- Holding an open house can increase your odds of being burglarized when selling a home. In some real estate markets an open house might be necessary, but in a majority of markets it’s not. So before putting yourself and family at greater risk weigh the pros and cons of an open house.
- If you decide to have an open house don’t leave valuables out. In fact, you should remove all valuables from your home once it hits the market. Unless you are able to secure everything in a safe and have in-home surveillance to ensure nothing is taken.
- Some buyers don’t understand why real estate agents ask for a pre-approval letter. There are countless reasons why a pre-approval is necessary. Not only do agents want to know a buyer is qualified, so does the sellers. This is also one more security measure a seller can take to ensure they know who’s walking into their home.
About the Author
Top Wellington Realtor, Michelle Gibson, wrote: “9 Security Measures to Take When Selling a Home.”

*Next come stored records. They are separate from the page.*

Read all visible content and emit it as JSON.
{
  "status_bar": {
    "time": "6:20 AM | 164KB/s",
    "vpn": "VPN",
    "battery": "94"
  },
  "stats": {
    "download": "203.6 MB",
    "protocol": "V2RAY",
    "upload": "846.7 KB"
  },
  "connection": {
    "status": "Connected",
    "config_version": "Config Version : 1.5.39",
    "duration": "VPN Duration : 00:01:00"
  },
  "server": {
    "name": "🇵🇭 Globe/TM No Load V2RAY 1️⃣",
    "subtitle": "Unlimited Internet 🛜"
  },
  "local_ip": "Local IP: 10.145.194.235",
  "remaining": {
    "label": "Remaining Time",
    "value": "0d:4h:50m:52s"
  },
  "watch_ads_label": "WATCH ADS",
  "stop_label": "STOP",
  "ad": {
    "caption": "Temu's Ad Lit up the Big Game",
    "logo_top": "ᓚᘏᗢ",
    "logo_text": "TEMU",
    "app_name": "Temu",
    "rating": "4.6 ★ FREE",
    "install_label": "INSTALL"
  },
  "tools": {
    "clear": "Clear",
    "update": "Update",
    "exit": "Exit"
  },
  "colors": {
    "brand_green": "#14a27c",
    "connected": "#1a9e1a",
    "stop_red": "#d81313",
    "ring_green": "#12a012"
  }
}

Michelle has been specializing in residential real estate since 2001 throughout Wellington Florida and the surrounding area. Whether you’re looking to buy, sell or rent she will guide you through the entire real estate transaction. If you’re ready to put Michelle’s knowledge and expertise to work for you call or e-mail her today.
Areas of service include Wellington, Lake Worth, Royal Palm Beach, Boynton Beach, West Palm Beach, Loxahatchee, Greenacres and more.